He saw four individuals on the ledge of a farm supply store’s roof, where he was able to lay down one skid and pick them up in three separate journeys. One lady said she had witnessed her husband being swept away and was separated from her daughter, who was on the roof of a neighboring gas station. Boyers landed and saved the daughter as well.
Jeani Rice-Cranford, who lived on a neighboring hilltop and helped hide the victims later, captured the rescues of four of those people on film. Rice-Cranford stated, “I’ve never seen anything like that,” Rice-Cranford said. “Not in real life.”
When Boyers arrived, Rice-Cranford and others had been waiting for more than two hours along the highway, helplessly watching and listening to the screaming. “There was a burst of wind during the rescue, and the helicopter kind of shifted,” Rice-Cranford recalled. “We all just held our breath. We were just watching with our mouths open, hoping and praying that he would be able to get them.”

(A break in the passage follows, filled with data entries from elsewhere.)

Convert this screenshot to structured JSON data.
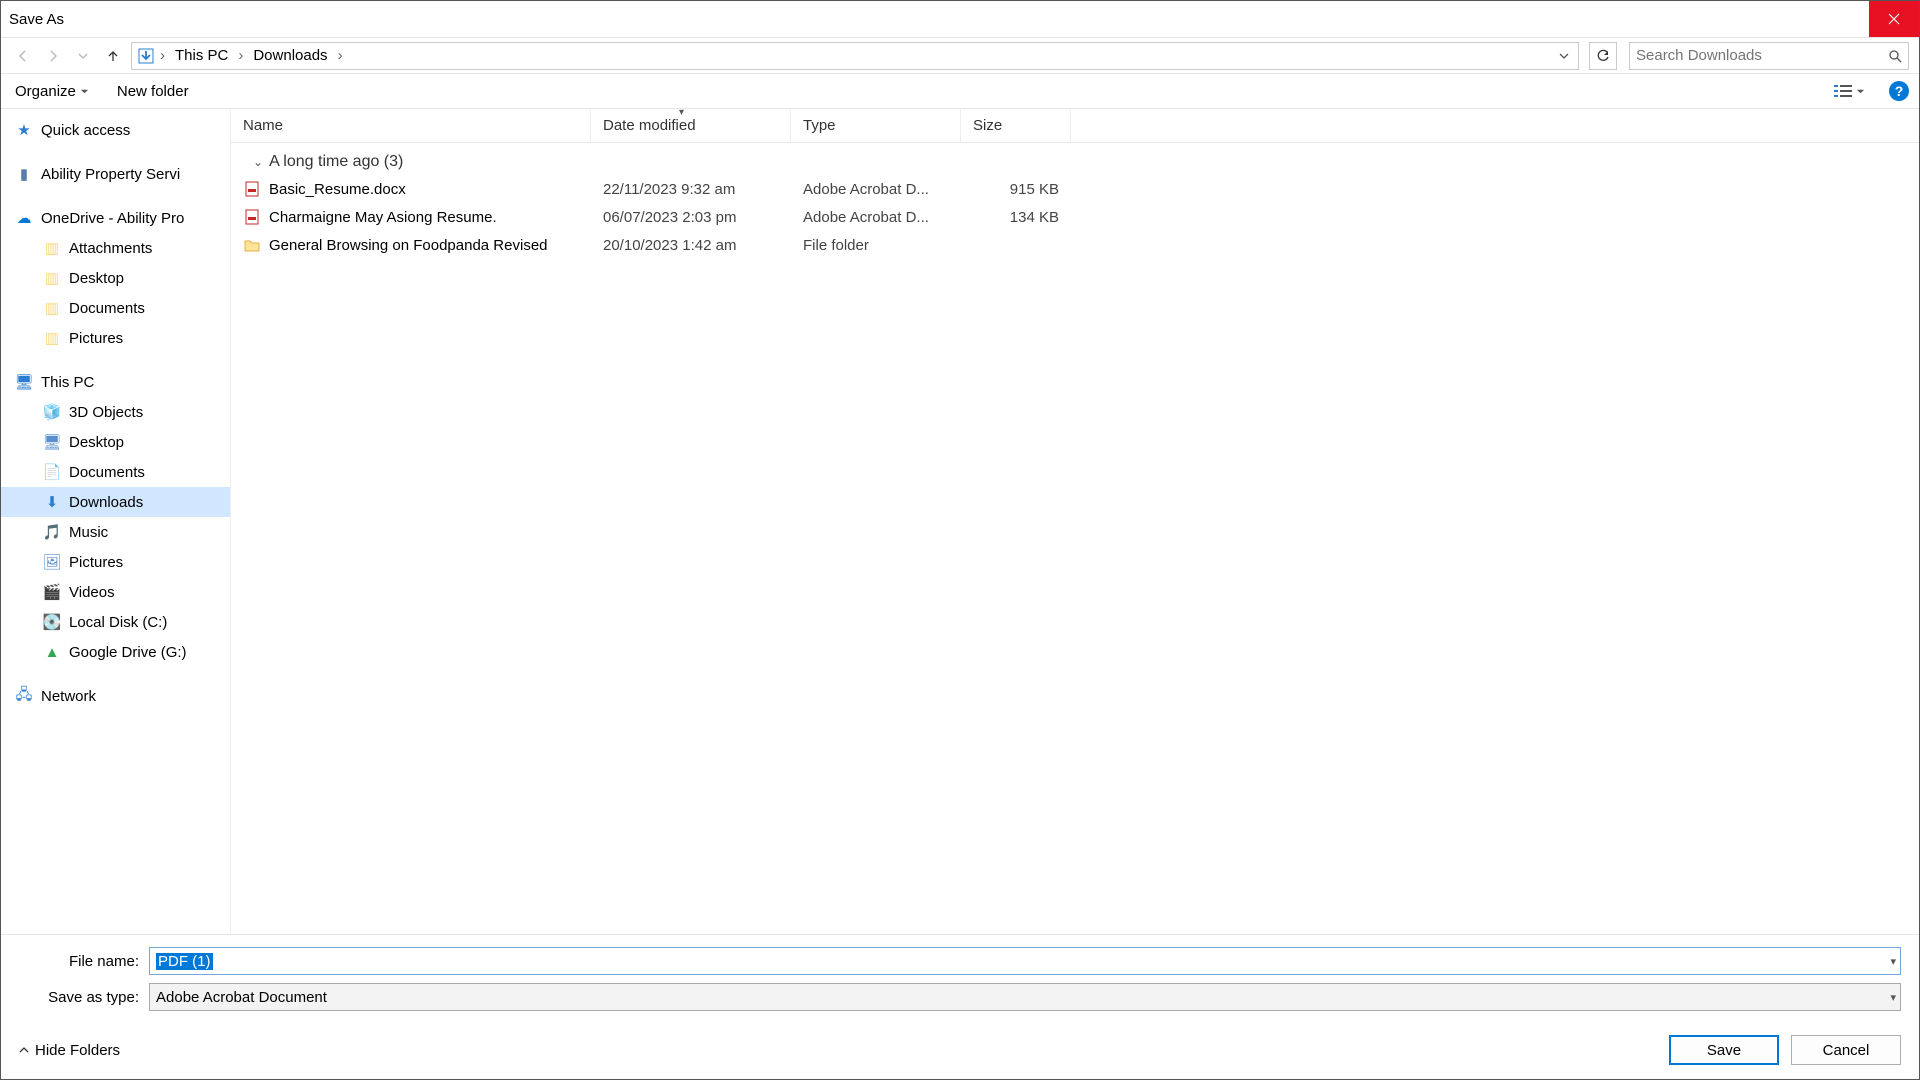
{
  "title": "Save As",
  "breadcrumb": {
    "segments": [
      "This PC",
      "Downloads"
    ]
  },
  "search": {
    "placeholder": "Search Downloads"
  },
  "toolbar": {
    "organize": "Organize",
    "new_folder": "New folder"
  },
  "columns": {
    "name": "Name",
    "date": "Date modified",
    "type": "Type",
    "size": "Size"
  },
  "group": {
    "label": "A long time ago (3)"
  },
  "files": [
    {
      "icon": "pdf",
      "name": "Basic_Resume.docx",
      "date": "22/11/2023 9:32 am",
      "type": "Adobe Acrobat D...",
      "size": "915 KB"
    },
    {
      "icon": "pdf",
      "name": "Charmaigne May Asiong Resume.",
      "date": "06/07/2023 2:03 pm",
      "type": "Adobe Acrobat D...",
      "size": "134 KB"
    },
    {
      "icon": "folder",
      "name": "General Browsing on Foodpanda Revised",
      "date": "20/10/2023 1:42 am",
      "type": "File folder",
      "size": ""
    }
  ],
  "sidebar": {
    "quick": "Quick access",
    "ability": "Ability Property Servi",
    "onedrive": "OneDrive - Ability Pro",
    "onedrive_children": [
      "Attachments",
      "Desktop",
      "Documents",
      "Pictures"
    ],
    "thispc": "This PC",
    "thispc_children": [
      {
        "label": "3D Objects",
        "key": "3d"
      },
      {
        "label": "Desktop",
        "key": "desktop"
      },
      {
        "label": "Documents",
        "key": "documents"
      },
      {
        "label": "Downloads",
        "key": "downloads",
        "selected": true
      },
      {
        "label": "Music",
        "key": "music"
      },
      {
        "label": "Pictures",
        "key": "pictures"
      },
      {
        "label": "Videos",
        "key": "videos"
      },
      {
        "label": "Local Disk (C:)",
        "key": "cdrive"
      },
      {
        "label": "Google Drive (G:)",
        "key": "gdrive"
      }
    ],
    "network": "Network"
  },
  "form": {
    "filename_label": "File name:",
    "filename_value": "PDF (1)",
    "savetype_label": "Save as type:",
    "savetype_value": "Adobe Acrobat Document"
  },
  "footer": {
    "hide": "Hide Folders",
    "save": "Save",
    "cancel": "Cancel"
  }
}
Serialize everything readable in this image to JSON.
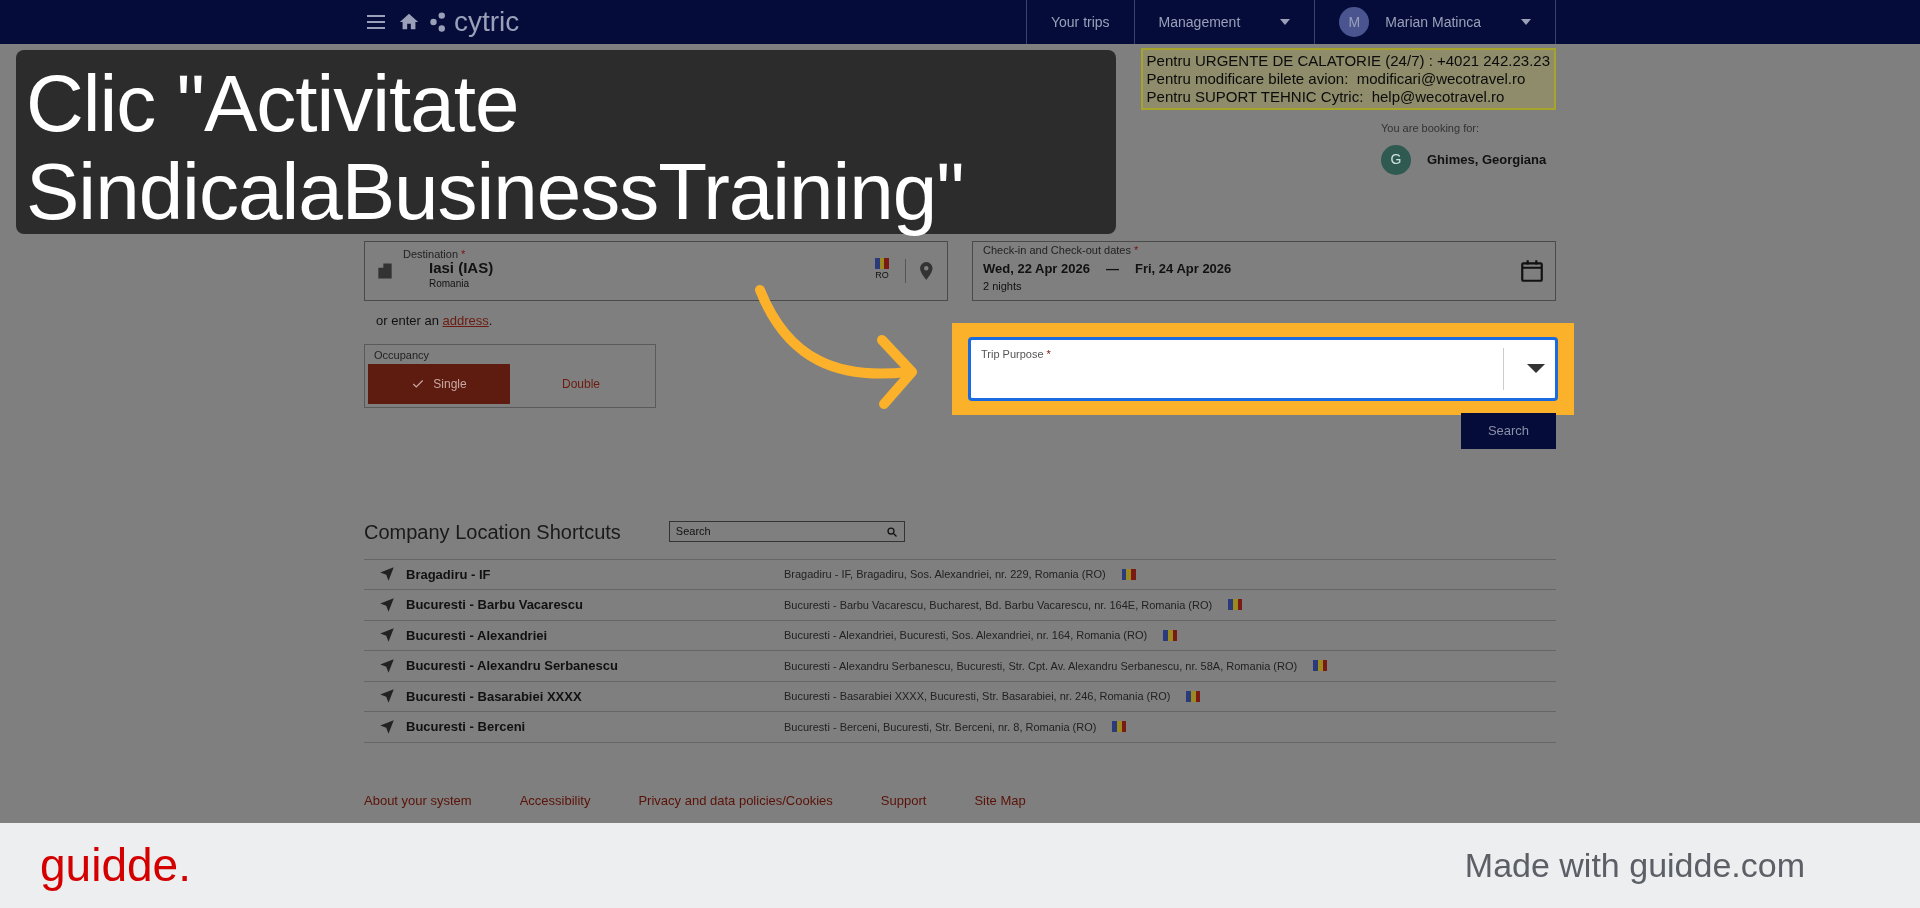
{
  "navbar": {
    "logo": "cytric",
    "links": [
      {
        "label": "Your trips",
        "dropdown": false
      },
      {
        "label": "Management",
        "dropdown": true
      }
    ],
    "user": {
      "initial": "M",
      "name": "Marian Matinca",
      "dropdown": true
    }
  },
  "contact_box": [
    "Pentru URGENTE DE CALATORIE (24/7) : +4021 242.23.23",
    "Pentru modificare bilete avion:  modificari@wecotravel.ro",
    "Pentru SUPORT TEHNIC Cytric:  help@wecotravel.ro"
  ],
  "booking_for": {
    "label": "You are booking for:",
    "initial": "G",
    "name": "Ghimes, Georgiana"
  },
  "required_mark": "*",
  "destination": {
    "label": "Destination",
    "required": true,
    "value": "Iasi (IAS)",
    "country": "Romania",
    "country_code": "RO"
  },
  "dates": {
    "label": "Check-in and Check-out dates",
    "required": true,
    "check_in": "Wed, 22 Apr 2026",
    "separator": "—",
    "check_out": "Fri, 24 Apr 2026",
    "nights": "2 nights"
  },
  "address_hint": {
    "text": "or enter an",
    "link": "address",
    "end": "."
  },
  "occupancy": {
    "label": "Occupancy",
    "options": [
      {
        "label": "Single",
        "selected": true
      },
      {
        "label": "Double",
        "selected": false
      }
    ]
  },
  "trip_purpose": {
    "label": "Trip Purpose",
    "required": true,
    "highlighted": true
  },
  "search_button": "Search",
  "shortcuts": {
    "title": "Company Location Shortcuts",
    "search_placeholder": "Search",
    "rows": [
      {
        "name": "Bragadiru - IF",
        "address": "Bragadiru - IF, Bragadiru, Sos. Alexandriei, nr. 229, Romania (RO)"
      },
      {
        "name": "Bucuresti - Barbu Vacarescu",
        "address": "Bucuresti - Barbu Vacarescu, Bucharest, Bd. Barbu Vacarescu, nr. 164E, Romania (RO)"
      },
      {
        "name": "Bucuresti - Alexandriei",
        "address": "Bucuresti - Alexandriei, Bucuresti, Sos. Alexandriei, nr. 164, Romania (RO)"
      },
      {
        "name": "Bucuresti - Alexandru Serbanescu",
        "address": "Bucuresti - Alexandru Serbanescu, Bucuresti, Str. Cpt. Av. Alexandru Serbanescu, nr. 58A, Romania (RO)"
      },
      {
        "name": "Bucuresti - Basarabiei XXXX",
        "address": "Bucuresti - Basarabiei XXXX, Bucuresti, Str. Basarabiei, nr. 246, Romania (RO)"
      },
      {
        "name": "Bucuresti - Berceni",
        "address": "Bucuresti - Berceni, Bucuresti, Str. Berceni, nr. 8, Romania (RO)"
      }
    ]
  },
  "footer_links": [
    "About your system",
    "Accessibility",
    "Privacy and data policies/Cookies",
    "Support",
    "Site Map"
  ],
  "caption": "Clic \"Activitate SindicalaBusinessTraining\"",
  "branding": {
    "logo": "guidde.",
    "note": "Made with guidde.com"
  }
}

In Among’s mind, the rescue stands out. “First, we got the mother,” she said, “then we got the daughter, and they reunited on the ground.” She added, “They were both hugging each other,” says the one. They were both hugging each other. It was very emotional.”
They spotted a house on a hill surrounded by floodwaters but not yet engulfed at another time. When Boyers landed and picked up two guys, he noticed a girl at the window who refused to go.
He flew out, dropped one of the guys off with Among, and then returned to load the girl into the chopper with the other man. He was able to save the girl and a woman who was with her when he landed again.
“I’m in a little hole with power lines all around. It takes enormous energy to take off vertically like that,” he explained. As a result, he temporarily abandoned the man before returning to get him. “I just kept doing that over and over again until I was low on fuel.”
He was always aware that he was not meant to be doing any of this.
He remarked, “Every landing was pretty dangerous.” He’s already had a discussion about it with the Federal Aviation Administration.
“I know the FAA can take my license away if they see me flying like that,” he added. He informed them that he had not charged anybody for the rescue, that no one had been injured, that the helicopter had not been damaged, and that no law enforcement helicopters were in the vicinity.
He landed at an airfield in the adjacent town of Dickson to refuel after leaving Waverly and learned that the state police and National Guard had yet to arrive due to the poor weather.
Boyers claimed he received a call from the lady who had contacted him in a frantic hunt for a helicopter near Waverly. She said that her family was okay, but he has no idea whether he or someone else saved them.
Boyers claims that rescuing individuals from flooding isn’t the scariest thing he’s ever done. That would have to be an instrument-only flight through the clouds, with some of the equipment malfunctioning.
“Literally, it just felt like I was working,” he explained. “Obviously I tabled the feeling wrenching in everyone’s stomach because of the devastation.”